• _Problem statement_
Your task is to repeat the listing exactly.
--- Given records ---
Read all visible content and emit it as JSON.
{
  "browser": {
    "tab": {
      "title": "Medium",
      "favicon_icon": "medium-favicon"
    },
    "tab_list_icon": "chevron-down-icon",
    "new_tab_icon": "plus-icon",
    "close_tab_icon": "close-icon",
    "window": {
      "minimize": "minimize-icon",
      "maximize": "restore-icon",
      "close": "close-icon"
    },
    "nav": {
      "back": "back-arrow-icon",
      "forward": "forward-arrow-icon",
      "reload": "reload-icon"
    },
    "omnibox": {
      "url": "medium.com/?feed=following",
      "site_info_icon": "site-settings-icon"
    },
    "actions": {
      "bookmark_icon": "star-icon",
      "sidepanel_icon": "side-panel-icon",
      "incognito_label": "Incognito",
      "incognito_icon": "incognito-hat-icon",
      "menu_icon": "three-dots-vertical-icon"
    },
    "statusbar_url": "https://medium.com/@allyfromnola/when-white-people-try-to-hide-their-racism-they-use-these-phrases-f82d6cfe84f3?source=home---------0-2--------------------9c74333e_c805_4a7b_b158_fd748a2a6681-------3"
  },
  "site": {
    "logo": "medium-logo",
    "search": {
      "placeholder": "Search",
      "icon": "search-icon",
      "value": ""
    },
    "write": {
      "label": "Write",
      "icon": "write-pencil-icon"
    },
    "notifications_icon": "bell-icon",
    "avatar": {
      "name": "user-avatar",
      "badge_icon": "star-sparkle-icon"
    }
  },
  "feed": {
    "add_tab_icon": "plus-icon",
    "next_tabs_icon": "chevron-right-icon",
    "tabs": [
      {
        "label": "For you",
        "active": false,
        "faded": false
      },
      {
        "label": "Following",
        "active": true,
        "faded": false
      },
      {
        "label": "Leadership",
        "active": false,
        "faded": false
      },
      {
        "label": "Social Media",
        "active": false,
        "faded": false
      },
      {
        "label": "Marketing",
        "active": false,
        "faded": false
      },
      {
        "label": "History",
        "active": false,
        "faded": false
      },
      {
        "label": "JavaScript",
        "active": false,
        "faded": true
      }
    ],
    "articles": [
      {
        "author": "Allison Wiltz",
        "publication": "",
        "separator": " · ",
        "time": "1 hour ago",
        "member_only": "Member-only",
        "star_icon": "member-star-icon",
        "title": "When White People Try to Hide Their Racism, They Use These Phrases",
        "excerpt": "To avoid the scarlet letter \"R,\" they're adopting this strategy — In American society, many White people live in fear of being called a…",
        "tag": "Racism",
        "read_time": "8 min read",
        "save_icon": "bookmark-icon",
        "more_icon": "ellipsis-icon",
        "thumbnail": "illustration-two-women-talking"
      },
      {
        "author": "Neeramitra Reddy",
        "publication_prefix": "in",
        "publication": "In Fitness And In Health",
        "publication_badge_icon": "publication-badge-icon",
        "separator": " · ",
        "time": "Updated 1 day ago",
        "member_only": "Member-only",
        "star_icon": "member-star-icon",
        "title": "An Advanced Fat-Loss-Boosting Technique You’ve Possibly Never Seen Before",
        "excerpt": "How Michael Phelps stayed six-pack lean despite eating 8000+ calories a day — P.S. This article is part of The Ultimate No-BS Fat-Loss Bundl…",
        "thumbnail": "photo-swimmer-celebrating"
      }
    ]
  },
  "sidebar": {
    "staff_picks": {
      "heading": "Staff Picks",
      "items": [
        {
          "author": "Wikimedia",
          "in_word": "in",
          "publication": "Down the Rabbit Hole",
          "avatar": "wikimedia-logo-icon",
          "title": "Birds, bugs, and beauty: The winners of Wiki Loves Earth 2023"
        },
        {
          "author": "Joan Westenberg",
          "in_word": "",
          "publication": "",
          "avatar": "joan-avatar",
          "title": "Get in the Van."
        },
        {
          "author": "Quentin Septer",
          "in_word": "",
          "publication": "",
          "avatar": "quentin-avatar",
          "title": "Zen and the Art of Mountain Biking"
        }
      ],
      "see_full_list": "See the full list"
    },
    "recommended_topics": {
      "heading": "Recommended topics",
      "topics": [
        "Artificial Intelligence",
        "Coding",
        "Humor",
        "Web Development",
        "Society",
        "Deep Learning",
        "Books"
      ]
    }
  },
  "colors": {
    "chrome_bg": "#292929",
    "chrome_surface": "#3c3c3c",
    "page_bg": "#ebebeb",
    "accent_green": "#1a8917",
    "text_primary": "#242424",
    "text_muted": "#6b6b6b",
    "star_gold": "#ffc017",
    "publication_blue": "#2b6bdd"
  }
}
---
• _Finished task_
Read all visible content and emit it as JSON.
{
  "browser": {
    "tab": {
      "title": "Medium",
      "favicon_icon": "medium-favicon"
    },
    "tab_list_icon": "chevron-down-icon",
    "new_tab_icon": "plus-icon",
    "close_tab_icon": "close-icon",
    "window": {
      "minimize": "minimize-icon",
      "maximize": "restore-icon",
      "close": "close-icon"
    },
    "nav": {
      "back": "back-arrow-icon",
      "forward": "forward-arrow-icon",
      "reload": "reload-icon"
    },
    "omnibox": {
      "url": "medium.com/?feed=following",
      "site_info_icon": "site-settings-icon"
    },
    "actions": {
      "bookmark_icon": "star-icon",
      "sidepanel_icon": "side-panel-icon",
      "incognito_label": "Incognito",
      "incognito_icon": "incognito-hat-icon",
      "menu_icon": "three-dots-vertical-icon"
    },
    "statusbar_url": "https://medium.com/@allyfromnola/when-white-people-try-to-hide-their-racism-they-use-these-phrases-f82d6cfe84f3?source=home---------0-2--------------------9c74333e_c805_4a7b_b158_fd748a2a6681-------3"
  },
  "site": {
    "logo": "medium-logo",
    "search": {
      "placeholder": "Search",
      "icon": "search-icon",
      "value": ""
    },
    "write": {
      "label": "Write",
      "icon": "write-pencil-icon"
    },
    "notifications_icon": "bell-icon",
    "avatar": {
      "name": "user-avatar",
      "badge_icon": "star-sparkle-icon"
    }
  },
  "feed": {
    "add_tab_icon": "plus-icon",
    "next_tabs_icon": "chevron-right-icon",
    "tabs": [
      {
        "label": "For you",
        "active": false,
        "faded": false
      },
      {
        "label": "Following",
        "active": true,
        "faded": false
      },
      {
        "label": "Leadership",
        "active": false,
        "faded": false
      },
      {
        "label": "Social Media",
        "active": false,
        "faded": false
      },
      {
        "label": "Marketing",
        "active": false,
        "faded": false
      },
      {
        "label": "History",
        "active": false,
        "faded": false
      },
      {
        "label": "JavaScript",
        "active": false,
        "faded": true
      }
    ],
    "articles": [
      {
        "author": "Allison Wiltz",
        "publication": "",
        "separator": " · ",
        "time": "1 hour ago",
        "member_only": "Member-only",
        "star_icon": "member-star-icon",
        "title": "When White People Try to Hide Their Racism, They Use These Phrases",
        "excerpt": "To avoid the scarlet letter \"R,\" they're adopting this strategy — In American society, many White people live in fear of being called a…",
        "tag": "Racism",
        "read_time": "8 min read",
        "save_icon": "bookmark-icon",
        "more_icon": "ellipsis-icon",
        "thumbnail": "illustration-two-women-talking"
      },
      {
        "author": "Neeramitra Reddy",
        "publication_prefix": "in",
        "publication": "In Fitness And In Health",
        "publication_badge_icon": "publication-badge-icon",
        "separator": " · ",
        "time": "Updated 1 day ago",
        "member_only": "Member-only",
        "star_icon": "member-star-icon",
        "title": "An Advanced Fat-Loss-Boosting Technique You’ve Possibly Never Seen Before",
        "excerpt": "How Michael Phelps stayed six-pack lean despite eating 8000+ calories a day — P.S. This article is part of The Ultimate No-BS Fat-Loss Bundl…",
        "thumbnail": "photo-swimmer-celebrating"
      }
    ]
  },
  "sidebar": {
    "staff_picks": {
      "heading": "Staff Picks",
      "items": [
        {
          "author": "Wikimedia",
          "in_word": "in",
          "publication": "Down the Rabbit Hole",
          "avatar": "wikimedia-logo-icon",
          "title": "Birds, bugs, and beauty: The winners of Wiki Loves Earth 2023"
        },
        {
          "author": "Joan Westenberg",
          "in_word": "",
          "publication": "",
          "avatar": "joan-avatar",
          "title": "Get in the Van."
        },
        {
          "author": "Quentin Septer",
          "in_word": "",
          "publication": "",
          "avatar": "quentin-avatar",
          "title": "Zen and the Art of Mountain Biking"
        }
      ],
      "see_full_list": "See the full list"
    },
    "recommended_topics": {
      "heading": "Recommended topics",
      "topics": [
        "Artificial Intelligence",
        "Coding",
        "Humor",
        "Web Development",
        "Society",
        "Deep Learning",
        "Books"
      ]
    }
  },
  "colors": {
    "chrome_bg": "#292929",
    "chrome_surface": "#3c3c3c",
    "page_bg": "#ebebeb",
    "accent_green": "#1a8917",
    "text_primary": "#242424",
    "text_muted": "#6b6b6b",
    "star_gold": "#ffc017",
    "publication_blue": "#2b6bdd"
  }
}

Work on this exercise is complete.